Creating digestible segments specifically for the sales funnel empowers the sales team to better secure business.
Kx‘s Four–Step Approach For Segment Profiles
Our experts uniquely leverage these variables to identify accounts that give the biggest share of wallet. Kx conductsthe segmentation through three steps:
Determine segmentation goals: Kx works with organizations on clarifying their goals and mapping their segments to match these goals, including identifying the segments that are most likely to drive profit and have the most significant lifetime value

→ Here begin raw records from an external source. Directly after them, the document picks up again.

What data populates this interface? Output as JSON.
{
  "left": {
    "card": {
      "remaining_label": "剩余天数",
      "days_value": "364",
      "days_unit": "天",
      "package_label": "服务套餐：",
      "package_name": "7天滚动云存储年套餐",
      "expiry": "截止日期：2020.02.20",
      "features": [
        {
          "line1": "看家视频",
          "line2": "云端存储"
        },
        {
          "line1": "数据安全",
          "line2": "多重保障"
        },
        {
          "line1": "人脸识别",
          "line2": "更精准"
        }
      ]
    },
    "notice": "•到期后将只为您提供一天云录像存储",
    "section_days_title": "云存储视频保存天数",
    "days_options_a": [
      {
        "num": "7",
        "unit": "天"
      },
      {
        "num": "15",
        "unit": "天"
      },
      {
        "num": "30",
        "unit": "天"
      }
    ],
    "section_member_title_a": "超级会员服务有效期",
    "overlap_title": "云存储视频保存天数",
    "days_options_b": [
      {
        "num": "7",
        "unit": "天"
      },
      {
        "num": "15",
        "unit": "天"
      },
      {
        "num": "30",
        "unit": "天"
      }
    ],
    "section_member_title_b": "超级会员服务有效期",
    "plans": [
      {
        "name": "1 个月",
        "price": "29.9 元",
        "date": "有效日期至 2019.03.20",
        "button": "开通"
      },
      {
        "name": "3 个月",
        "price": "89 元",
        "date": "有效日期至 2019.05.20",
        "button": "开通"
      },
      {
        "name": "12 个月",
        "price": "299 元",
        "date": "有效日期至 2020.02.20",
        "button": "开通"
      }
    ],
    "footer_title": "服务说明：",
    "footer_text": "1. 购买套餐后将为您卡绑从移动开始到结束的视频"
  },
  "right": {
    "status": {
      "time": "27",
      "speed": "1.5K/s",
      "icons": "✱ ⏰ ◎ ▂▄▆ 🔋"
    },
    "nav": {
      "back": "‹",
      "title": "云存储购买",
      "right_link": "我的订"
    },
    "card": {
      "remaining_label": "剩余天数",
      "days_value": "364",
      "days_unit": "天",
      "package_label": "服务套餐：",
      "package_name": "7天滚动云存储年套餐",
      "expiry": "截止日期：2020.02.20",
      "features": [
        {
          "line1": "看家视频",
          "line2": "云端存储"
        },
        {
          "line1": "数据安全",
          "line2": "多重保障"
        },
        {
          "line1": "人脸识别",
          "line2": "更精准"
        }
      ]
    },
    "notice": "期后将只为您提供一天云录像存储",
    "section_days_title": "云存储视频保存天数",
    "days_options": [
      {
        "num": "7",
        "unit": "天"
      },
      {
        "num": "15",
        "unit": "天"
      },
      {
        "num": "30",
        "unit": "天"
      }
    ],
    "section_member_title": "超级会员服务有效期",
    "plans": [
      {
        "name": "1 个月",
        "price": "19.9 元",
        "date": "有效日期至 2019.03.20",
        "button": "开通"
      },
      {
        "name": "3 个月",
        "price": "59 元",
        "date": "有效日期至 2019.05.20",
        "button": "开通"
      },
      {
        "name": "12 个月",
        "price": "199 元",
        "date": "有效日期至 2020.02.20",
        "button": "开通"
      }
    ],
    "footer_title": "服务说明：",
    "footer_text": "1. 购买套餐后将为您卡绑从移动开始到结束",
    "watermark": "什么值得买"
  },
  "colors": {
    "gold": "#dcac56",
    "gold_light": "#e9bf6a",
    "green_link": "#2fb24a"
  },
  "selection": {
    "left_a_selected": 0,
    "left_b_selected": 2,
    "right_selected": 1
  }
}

Identify the markers for distinct segments : Defining key demographics is critical for the success of the segmentation process as it dictates the approach of anygo-to-market strategy. Our experts start with traditional indicators and slowly work through the in-depth behavioral indicators, identifying the deep and nuanced permutations within the target base
Develop and quantify segment profiles or archetypes: When Kx works with organizations on customer segmentation, our team builds out the different segment profiles, or “archetypes“ of customers. Our team performs in-depthqualitative research to understand the drivers of high product affinity within each segment, giving your sales team insights they need to message to their targets effectively.After setting the boundaries, quantifying each segment’s size allows your team to gauge which segments are the highest value for your team, and provide the most significant growth opportunities. To do so, we conduct quant research and K-clustering to identify combinations of variables that statistically show segments
Implementation: Perhaps the most challenging aspect of the implementation processis where the tie between marketing and sales matters most. The cardinal implementation rule for marketing teams is that all archetypesrolled out must be unique. With that in mind, the fewer archetypes, the better the sales team’s result as they can customize their approach and connect more effectively with their targets. Our team is skilled at designing tailored strategies for implementation and can support your team through the procedure
How Kx Can Help
Withproduct planning and launch strategyexpertise, Kx Advisors can guide your team through customer segmentation and targeting. Our team of healthcare experts will help you evaluate your base, identify your customer segments,effectively appeal to your ideal customer, and position your organization for long-term success.
What Product Managers Must Do To Launch Successfully In This Pandemic
Launching Healthcare Products In Uncertain Times
For many pharmaceuticals and medical device companies, the spread of COVID-19 has no doubt disrupted upcoming product launches. As prescribers treat and patients seek care in this highly variable environment, the landscape for a product launch looks different than just a few weeks ago. This crisis hampers months to years of planning, and we see a unique set of questions posed to product management leaders.
What You Can Do Today – A Launch Planning Framework
As the COVID-19 virus continues to spread, many companies must adjust different components of their upcoming launches. How do product managers decide what to adjust in their launch, how it impacts them, and where to go from here? Our experts created this framework to guide you through three critical questions for agile launch planning during this pandemic.
Moving Forward During COVID-19
The uncertainty triggered by COVID-19 highlights the healthcare industry’s need for adaptability in pharmaceutical and medical device launches. Leveraging this framework, product managers can anticipate and meet any future challenges to launches due to COVID-19 or other rapidly-evolving events. Acting now can diminish any negative impact on your launch.
Kx Advisors, Experts In Launching
Are you planning a product launch that could be impacted by COVID-19? Kx Advisors can help. With launch planning expertise, our team of healthcare specialists will guide your team in identifying issues quickly and adapting your plans for whatever comes next. Our rapid assessments will build on this framework, examine market data, and evaluate your options to guide you through the crisis. Our tailored approach will empower your team to launch your product effectively.